Kind regards,
[Your name]
[Your email address]
[Your postcode]


Dear Project Team,

[YOUR PERSONALISED MESSAGE WILL APPEAR HERE.] 

I support the amendment to the Kosciuszko National Park Wild Horse Heritage Management Plan to allow our incredible National Parks staff to use aerial shooting as one method to rapidly reduce feral horse numbers. I want to see feral horse numbers urgently reduced in order to save the national park and our native wildlife that live there.

The current approach is not solving the problem. Feral horse numbers have rapidly increased in Kosciuszko National Park to around 18,000, a 30% jump in just the past 2 years. With the population so high, thousands of feral horses need to be removed annually to reduce numbers and stop our National Park becoming a horse paddock. Aerial shooting, undertaken humanely and safely by professionals using standard protocols, is the only way this can happen.

The government’s own management plan for feral horses states that ‘if undertaken in accordance with best practice, aerial shooting can have the lowest negative animal welfare impacts of all lethal control methods’.

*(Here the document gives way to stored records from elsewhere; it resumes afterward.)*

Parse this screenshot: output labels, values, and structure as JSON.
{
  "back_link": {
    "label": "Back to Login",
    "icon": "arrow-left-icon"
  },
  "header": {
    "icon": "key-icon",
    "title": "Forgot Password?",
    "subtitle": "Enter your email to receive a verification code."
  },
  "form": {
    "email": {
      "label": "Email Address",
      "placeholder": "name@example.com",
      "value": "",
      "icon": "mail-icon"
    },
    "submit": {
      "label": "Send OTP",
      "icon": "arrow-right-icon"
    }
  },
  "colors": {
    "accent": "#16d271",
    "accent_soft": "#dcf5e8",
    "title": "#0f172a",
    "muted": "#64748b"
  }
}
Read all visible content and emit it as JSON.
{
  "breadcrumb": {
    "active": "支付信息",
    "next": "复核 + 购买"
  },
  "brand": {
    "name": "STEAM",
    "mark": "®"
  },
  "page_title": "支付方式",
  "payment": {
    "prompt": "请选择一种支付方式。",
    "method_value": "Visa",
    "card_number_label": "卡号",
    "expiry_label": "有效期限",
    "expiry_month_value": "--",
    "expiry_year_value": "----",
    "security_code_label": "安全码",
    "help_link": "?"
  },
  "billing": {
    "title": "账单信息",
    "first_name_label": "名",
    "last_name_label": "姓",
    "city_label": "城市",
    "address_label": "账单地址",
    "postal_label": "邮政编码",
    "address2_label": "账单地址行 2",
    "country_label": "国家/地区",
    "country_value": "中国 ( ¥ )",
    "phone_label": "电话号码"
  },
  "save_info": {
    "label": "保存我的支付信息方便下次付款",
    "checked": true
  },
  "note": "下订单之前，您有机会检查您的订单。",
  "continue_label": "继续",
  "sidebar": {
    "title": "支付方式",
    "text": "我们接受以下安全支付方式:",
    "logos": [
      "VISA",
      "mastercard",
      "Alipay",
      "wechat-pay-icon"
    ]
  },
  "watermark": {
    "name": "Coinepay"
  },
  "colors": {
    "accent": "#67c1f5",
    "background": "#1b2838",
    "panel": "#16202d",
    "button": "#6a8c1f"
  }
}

This humane and effective practice is already used across Australia to manage hundreds of thousands of feral animals like horses, deer, pigs, and goats.

Trapping and rehoming of feral horses has been used in Kosciuszko National Park for well over a decade but has consistently failed to reduce the population, has delayed meaningful action and is expensive. There are too many feral horses in the Alps and not enough demand for rehoming for it to be relied upon for the reduction of the population.

Fertility control as a management tool is only effective for a small, geographically isolated, and accessible population of feral horses where the management outcome sought is to maintain the population at its current size. It is not a viable option to reduce the large and growing feral horse population in the vast and rugged terrain of Kosciuszko National Park.

Feral horses are trashing and trampling our sensitive alpine ecosystems and streams, causing the decline and extinction of native animals. The federal government’s Threatened Species Scientific Committee has stated that feral horses ‘may be the crucial factor that causes final extinction’ for 12 alpine species.

I recognise the sad reality that urgent and humane measures are necessary to urgently remove the horses or they will destroy the Snowies and the native wildlife that call the mountains home. I support a healthy national park where native species like the Corroboree Frog and Mountain Pygmy Possum can thrive.

Kind regards,
[Your name]
[Your email address]
[Your postcode]